**INPUT MATERIAL:**

Segment Open

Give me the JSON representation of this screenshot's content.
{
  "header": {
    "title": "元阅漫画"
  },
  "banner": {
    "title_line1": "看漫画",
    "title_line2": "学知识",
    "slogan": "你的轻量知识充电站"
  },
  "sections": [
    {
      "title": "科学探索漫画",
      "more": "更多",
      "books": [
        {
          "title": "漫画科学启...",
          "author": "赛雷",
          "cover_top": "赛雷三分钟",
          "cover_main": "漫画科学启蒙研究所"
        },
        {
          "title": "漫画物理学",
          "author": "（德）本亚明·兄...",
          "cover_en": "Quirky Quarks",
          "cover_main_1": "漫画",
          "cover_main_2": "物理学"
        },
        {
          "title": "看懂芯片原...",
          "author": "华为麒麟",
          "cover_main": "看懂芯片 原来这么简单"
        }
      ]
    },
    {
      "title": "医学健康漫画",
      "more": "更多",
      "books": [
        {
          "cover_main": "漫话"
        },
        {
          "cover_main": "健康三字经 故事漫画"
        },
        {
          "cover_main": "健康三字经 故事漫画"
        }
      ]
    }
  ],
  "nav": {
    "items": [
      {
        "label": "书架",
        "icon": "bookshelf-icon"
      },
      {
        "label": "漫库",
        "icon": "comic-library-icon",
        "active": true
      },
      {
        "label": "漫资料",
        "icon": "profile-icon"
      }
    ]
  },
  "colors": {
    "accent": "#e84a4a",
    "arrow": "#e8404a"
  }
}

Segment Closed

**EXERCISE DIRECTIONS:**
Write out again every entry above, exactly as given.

**YOUR RESPONSE:**
Give me the JSON representation of this screenshot's content.
{
  "header": {
    "title": "元阅漫画"
  },
  "banner": {
    "title_line1": "看漫画",
    "title_line2": "学知识",
    "slogan": "你的轻量知识充电站"
  },
  "sections": [
    {
      "title": "科学探索漫画",
      "more": "更多",
      "books": [
        {
          "title": "漫画科学启...",
          "author": "赛雷",
          "cover_top": "赛雷三分钟",
          "cover_main": "漫画科学启蒙研究所"
        },
        {
          "title": "漫画物理学",
          "author": "（德）本亚明·兄...",
          "cover_en": "Quirky Quarks",
          "cover_main_1": "漫画",
          "cover_main_2": "物理学"
        },
        {
          "title": "看懂芯片原...",
          "author": "华为麒麟",
          "cover_main": "看懂芯片 原来这么简单"
        }
      ]
    },
    {
      "title": "医学健康漫画",
      "more": "更多",
      "books": [
        {
          "cover_main": "漫话"
        },
        {
          "cover_main": "健康三字经 故事漫画"
        },
        {
          "cover_main": "健康三字经 故事漫画"
        }
      ]
    }
  ],
  "nav": {
    "items": [
      {
        "label": "书架",
        "icon": "bookshelf-icon"
      },
      {
        "label": "漫库",
        "icon": "comic-library-icon",
        "active": true
      },
      {
        "label": "漫资料",
        "icon": "profile-icon"
      }
    ]
  },
  "colors": {
    "accent": "#e84a4a",
    "arrow": "#e8404a"
  }
}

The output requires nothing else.